he United States has scrapped its mask mandate on public transportation after a federal judge ruled the directive was unlawful.
Several major airlines have since relaxed rules forcing customers to wear face masks, following the ruling on Monday, with some eliciting cheers from passengers when the changes were announced over loudspeakers.
US District Judge Kathryn Kimball Mizelle, based in Tampa, Florida, said the US Centers for Disease Control and Prevention failed to justify its decision and did not follow proper rule-making procedures in issuing the mandate.
In her 59-page ruling, Mizelle said the only remedy was to scrap the rule entirely across the country because it would be impossible to end it solely for the limited group of people who objected in the lawsuit.
The White House said the court ruling means that the mask order “is not in effect at this time”.
“This is obviously a disappointing decision,” White House press secretary Jen Psaki told reporters. “The CDC is recommending wearing a mask on public transit.”
The Transportation Security Administration said on Monday night it would it will no longer enforce the mask requirement, and airports in Houston and Dallas almost immediately did away with their mandates after the TSA announcement.
Los Angeles International Airport, the world’s fifth-largest by passenger volume, also dropped its mandate.

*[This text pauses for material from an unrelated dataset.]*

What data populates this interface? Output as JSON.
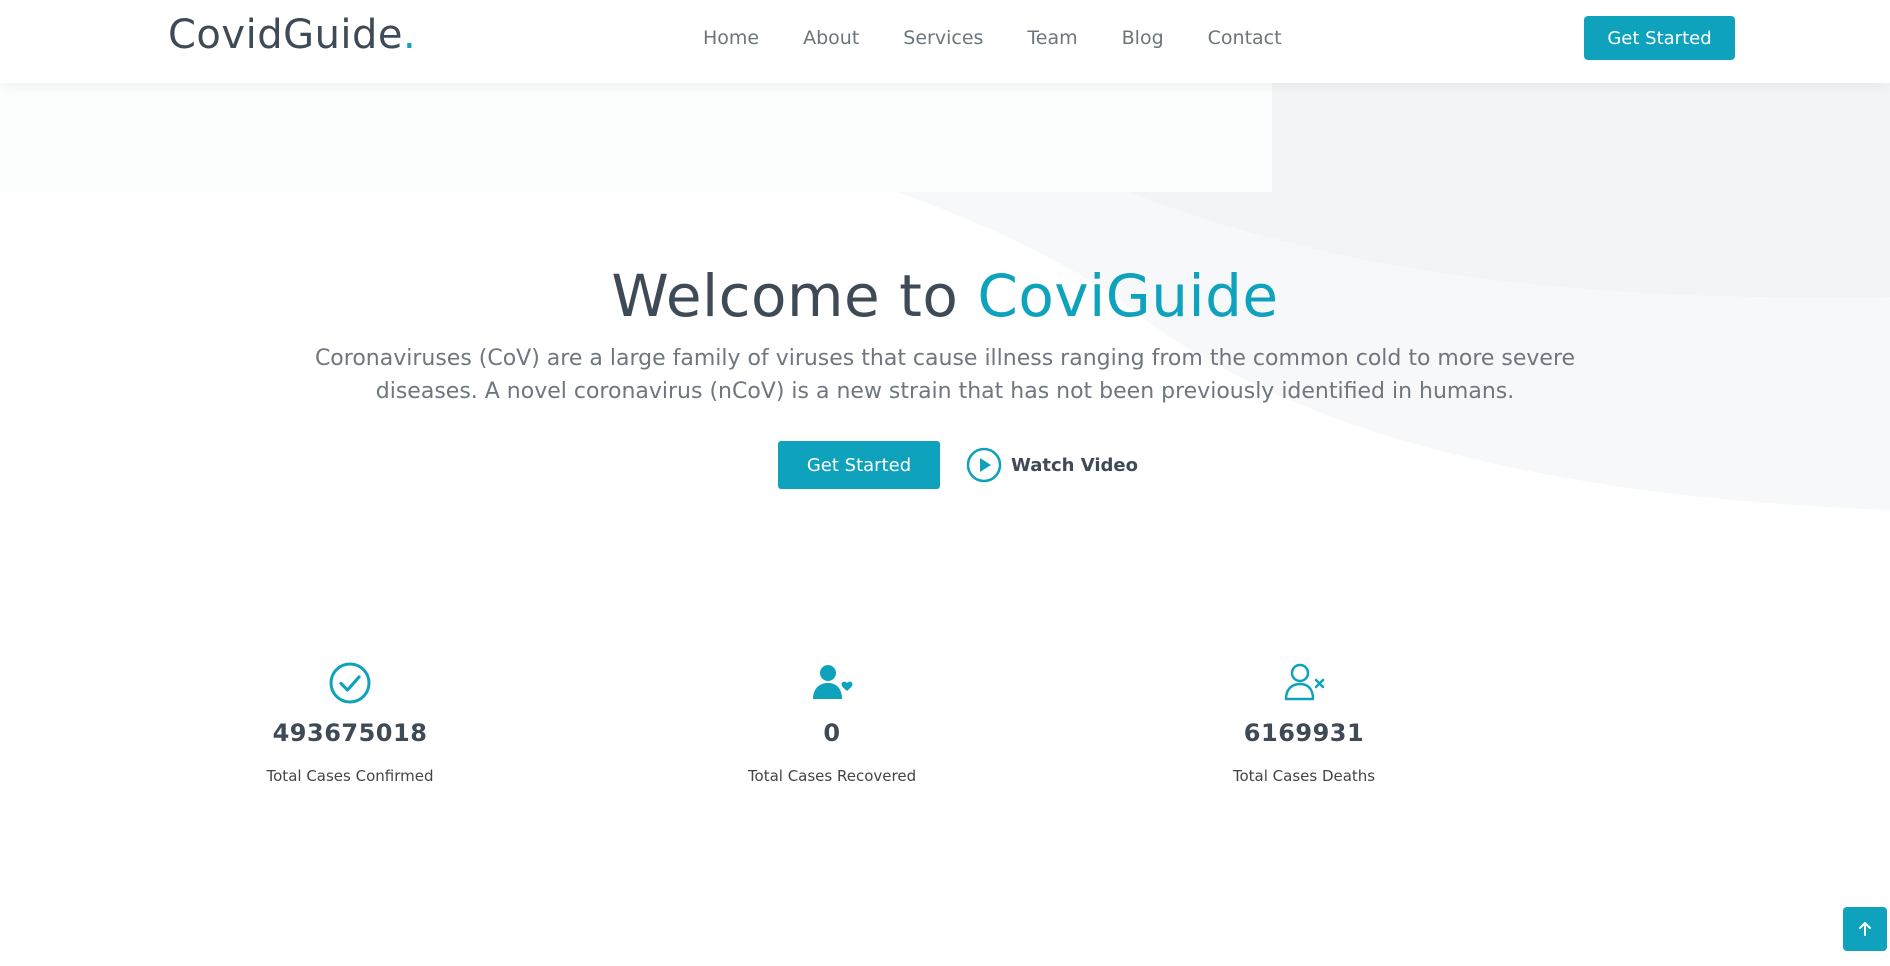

However, the Centers for Disease Control continued to recommend masking on transportation which LAX spokesman Heath Montgomery said is “good advice”.
Passengers on a Delta Air Lines flight between Atlanta and Barcelona cheered and applauded when a flight attendant announced the news mid-flight over the ocean.
“No one’s any happier than we are,” the attendant says in a video posted byDillon Thomas, a CBS Denver reporter, who was on the flight. She added that people who wanted to keep on their masks were encouraged to do so.
“But we’re ready to give ém up,” she added. “So thank you and happy unmasking day!”
New York City’s public transit system planned to keep its mask requirement in place. The Washington Metropolitan Area Transit Authority said it would make masks optional for riders on its buses and trains.
The Association of Flight Attendants, the nation’s largest union of cabin crews, has recently taken a neutral position on the mask rule because its members are divided about the issue. On Monday, the union’s president appealed for calm on planes and in airports.
“The last thing we need for workers on the frontlines or passengers traveling today is confusion and chaos,” union leader Sara Nelson said.
Nelson said it takes airlines 24 to 48 hours to put new procedures in place and tell employees about them. She said passengers should check with airlines for updates about travel requirements.
The mask requirement covered airlines, airports, mass transit and taxis, and was the biggest vestige of pandemic restrictions that were once the norm across the country.